Exercise data |
☆ ☆ ☆ ☆
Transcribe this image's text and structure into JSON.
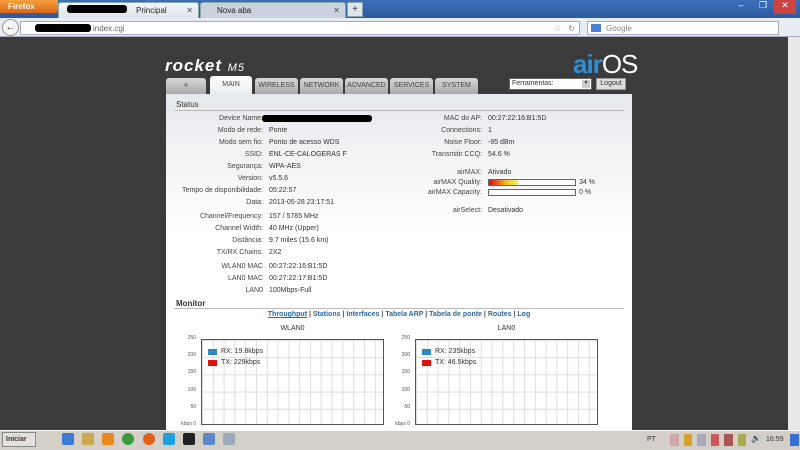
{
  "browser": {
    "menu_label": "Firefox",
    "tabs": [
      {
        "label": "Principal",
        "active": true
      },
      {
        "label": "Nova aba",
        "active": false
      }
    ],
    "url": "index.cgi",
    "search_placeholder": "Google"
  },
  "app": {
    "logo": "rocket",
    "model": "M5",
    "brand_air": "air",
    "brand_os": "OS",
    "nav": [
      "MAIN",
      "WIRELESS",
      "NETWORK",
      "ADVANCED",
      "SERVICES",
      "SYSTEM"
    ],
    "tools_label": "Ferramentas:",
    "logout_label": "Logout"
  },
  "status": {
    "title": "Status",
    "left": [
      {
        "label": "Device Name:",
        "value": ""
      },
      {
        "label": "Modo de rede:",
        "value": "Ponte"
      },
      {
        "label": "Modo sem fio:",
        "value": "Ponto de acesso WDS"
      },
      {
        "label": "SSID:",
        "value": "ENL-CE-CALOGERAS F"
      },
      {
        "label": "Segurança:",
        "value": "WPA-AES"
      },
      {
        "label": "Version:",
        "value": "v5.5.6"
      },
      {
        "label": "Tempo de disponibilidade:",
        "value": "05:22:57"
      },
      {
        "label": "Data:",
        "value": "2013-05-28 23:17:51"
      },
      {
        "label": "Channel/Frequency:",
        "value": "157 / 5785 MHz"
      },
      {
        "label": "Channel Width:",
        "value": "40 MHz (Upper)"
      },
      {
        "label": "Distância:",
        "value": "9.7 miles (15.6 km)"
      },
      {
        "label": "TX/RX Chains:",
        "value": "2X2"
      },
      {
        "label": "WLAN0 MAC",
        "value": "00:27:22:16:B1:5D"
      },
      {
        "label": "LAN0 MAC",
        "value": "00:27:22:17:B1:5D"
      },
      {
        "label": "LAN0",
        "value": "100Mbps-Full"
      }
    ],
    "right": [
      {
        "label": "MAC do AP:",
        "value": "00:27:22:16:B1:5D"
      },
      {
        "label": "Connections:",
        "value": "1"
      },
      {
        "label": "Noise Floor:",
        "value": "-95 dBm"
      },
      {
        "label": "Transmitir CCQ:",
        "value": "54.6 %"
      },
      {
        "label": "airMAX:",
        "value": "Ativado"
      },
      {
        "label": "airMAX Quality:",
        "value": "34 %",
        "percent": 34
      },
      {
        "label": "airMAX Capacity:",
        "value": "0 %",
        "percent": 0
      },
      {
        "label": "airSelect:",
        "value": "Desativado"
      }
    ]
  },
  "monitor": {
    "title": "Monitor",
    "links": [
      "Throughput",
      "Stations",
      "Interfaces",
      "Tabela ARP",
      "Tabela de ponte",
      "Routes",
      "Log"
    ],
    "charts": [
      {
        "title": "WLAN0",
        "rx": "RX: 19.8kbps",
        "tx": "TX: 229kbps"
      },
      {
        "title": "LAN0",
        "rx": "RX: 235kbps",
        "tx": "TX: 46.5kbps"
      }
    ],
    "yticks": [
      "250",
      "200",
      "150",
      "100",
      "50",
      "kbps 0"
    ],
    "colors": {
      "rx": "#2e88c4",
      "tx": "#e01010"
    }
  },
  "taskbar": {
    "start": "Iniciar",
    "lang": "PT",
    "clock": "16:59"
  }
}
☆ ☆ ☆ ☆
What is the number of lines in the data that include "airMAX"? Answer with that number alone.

Written solution |
3